Saved data entries:
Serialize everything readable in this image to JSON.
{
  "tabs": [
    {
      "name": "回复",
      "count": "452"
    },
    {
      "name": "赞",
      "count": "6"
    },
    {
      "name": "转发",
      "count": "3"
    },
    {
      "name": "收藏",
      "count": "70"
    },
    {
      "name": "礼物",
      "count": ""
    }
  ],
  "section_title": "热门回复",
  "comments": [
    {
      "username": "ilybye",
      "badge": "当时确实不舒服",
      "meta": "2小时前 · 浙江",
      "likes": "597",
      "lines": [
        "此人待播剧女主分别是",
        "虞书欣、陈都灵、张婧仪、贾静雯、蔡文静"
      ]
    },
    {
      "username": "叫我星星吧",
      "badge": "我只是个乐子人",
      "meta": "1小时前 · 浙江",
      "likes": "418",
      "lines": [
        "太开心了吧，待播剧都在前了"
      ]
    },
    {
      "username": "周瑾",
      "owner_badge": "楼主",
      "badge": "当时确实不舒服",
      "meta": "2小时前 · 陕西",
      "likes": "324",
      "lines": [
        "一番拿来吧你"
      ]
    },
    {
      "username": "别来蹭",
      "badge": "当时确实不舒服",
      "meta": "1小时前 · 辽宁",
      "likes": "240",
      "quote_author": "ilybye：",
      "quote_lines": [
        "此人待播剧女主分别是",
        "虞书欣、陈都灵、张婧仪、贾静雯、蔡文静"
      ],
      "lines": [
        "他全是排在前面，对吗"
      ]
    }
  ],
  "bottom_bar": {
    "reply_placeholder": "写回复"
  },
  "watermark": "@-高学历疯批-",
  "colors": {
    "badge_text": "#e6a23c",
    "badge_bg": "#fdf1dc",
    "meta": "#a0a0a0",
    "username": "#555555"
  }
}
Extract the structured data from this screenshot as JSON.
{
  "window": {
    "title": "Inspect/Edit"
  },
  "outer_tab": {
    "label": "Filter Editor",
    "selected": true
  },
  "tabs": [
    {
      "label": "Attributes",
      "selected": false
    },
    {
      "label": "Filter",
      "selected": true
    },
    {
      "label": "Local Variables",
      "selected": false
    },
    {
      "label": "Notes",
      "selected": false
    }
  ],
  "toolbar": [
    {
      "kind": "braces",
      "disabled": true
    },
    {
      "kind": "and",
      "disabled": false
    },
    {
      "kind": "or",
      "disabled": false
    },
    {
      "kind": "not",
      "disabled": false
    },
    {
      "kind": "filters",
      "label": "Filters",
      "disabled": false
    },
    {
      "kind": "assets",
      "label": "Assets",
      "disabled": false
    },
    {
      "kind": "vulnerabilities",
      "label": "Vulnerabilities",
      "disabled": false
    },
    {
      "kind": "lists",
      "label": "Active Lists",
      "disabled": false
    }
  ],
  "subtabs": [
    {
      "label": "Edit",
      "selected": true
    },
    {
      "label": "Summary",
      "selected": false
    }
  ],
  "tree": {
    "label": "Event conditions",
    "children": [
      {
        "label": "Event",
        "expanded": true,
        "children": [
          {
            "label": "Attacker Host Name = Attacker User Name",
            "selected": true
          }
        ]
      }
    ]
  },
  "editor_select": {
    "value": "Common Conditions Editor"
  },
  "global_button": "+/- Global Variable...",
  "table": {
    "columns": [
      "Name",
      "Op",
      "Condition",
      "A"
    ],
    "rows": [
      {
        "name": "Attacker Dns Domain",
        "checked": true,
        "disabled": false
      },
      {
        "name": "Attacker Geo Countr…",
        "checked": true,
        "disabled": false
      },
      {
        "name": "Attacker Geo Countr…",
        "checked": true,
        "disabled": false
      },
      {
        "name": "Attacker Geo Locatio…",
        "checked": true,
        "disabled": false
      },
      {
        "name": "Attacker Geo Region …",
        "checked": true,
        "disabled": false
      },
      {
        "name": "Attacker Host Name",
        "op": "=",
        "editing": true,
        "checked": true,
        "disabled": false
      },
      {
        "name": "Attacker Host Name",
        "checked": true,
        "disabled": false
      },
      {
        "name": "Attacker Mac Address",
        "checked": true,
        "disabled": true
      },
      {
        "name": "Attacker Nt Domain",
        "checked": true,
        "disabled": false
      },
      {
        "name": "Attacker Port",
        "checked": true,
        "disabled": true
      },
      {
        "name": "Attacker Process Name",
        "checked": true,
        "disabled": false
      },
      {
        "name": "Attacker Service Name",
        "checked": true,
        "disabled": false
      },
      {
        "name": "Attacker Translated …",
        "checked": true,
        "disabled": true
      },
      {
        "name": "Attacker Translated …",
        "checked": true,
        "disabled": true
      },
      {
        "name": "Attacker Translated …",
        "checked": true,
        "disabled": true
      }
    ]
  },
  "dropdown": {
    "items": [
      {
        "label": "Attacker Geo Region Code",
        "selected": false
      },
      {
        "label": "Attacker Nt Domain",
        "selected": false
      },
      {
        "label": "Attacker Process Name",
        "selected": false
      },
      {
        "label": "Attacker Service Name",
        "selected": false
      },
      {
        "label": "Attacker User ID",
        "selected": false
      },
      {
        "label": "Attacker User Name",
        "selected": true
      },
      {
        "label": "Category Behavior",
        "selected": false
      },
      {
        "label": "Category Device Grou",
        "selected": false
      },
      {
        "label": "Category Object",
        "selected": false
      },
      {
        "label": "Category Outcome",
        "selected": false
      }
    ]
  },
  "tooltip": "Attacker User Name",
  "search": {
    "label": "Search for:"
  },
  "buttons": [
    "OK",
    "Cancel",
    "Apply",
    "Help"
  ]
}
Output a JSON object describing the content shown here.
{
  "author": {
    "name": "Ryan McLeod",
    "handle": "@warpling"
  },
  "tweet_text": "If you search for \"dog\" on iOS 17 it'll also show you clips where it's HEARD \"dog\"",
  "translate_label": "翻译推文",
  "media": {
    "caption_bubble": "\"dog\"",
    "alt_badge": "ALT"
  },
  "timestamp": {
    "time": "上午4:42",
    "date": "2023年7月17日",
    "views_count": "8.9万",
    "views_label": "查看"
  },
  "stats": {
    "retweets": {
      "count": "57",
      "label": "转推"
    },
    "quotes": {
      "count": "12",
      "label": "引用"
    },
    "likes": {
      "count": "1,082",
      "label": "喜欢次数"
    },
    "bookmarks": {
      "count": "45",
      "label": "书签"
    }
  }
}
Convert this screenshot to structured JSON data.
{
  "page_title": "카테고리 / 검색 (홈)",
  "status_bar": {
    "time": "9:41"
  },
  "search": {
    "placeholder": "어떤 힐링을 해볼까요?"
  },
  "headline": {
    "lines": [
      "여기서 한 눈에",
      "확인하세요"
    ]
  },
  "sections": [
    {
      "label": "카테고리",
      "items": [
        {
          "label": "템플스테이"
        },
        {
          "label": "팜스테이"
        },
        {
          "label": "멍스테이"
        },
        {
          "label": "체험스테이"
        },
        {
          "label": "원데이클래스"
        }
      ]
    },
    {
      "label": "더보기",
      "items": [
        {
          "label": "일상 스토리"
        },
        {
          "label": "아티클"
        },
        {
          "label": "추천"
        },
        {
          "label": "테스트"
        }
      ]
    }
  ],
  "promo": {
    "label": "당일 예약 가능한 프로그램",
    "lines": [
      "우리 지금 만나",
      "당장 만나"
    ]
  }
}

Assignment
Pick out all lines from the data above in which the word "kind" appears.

Task answer
      "kind": "braces",
      "kind": "and",
      "kind": "or",
      "kind": "not",
      "kind": "filters",
      "kind": "assets",
      "kind": "vulnerabilities",
      "kind": "lists",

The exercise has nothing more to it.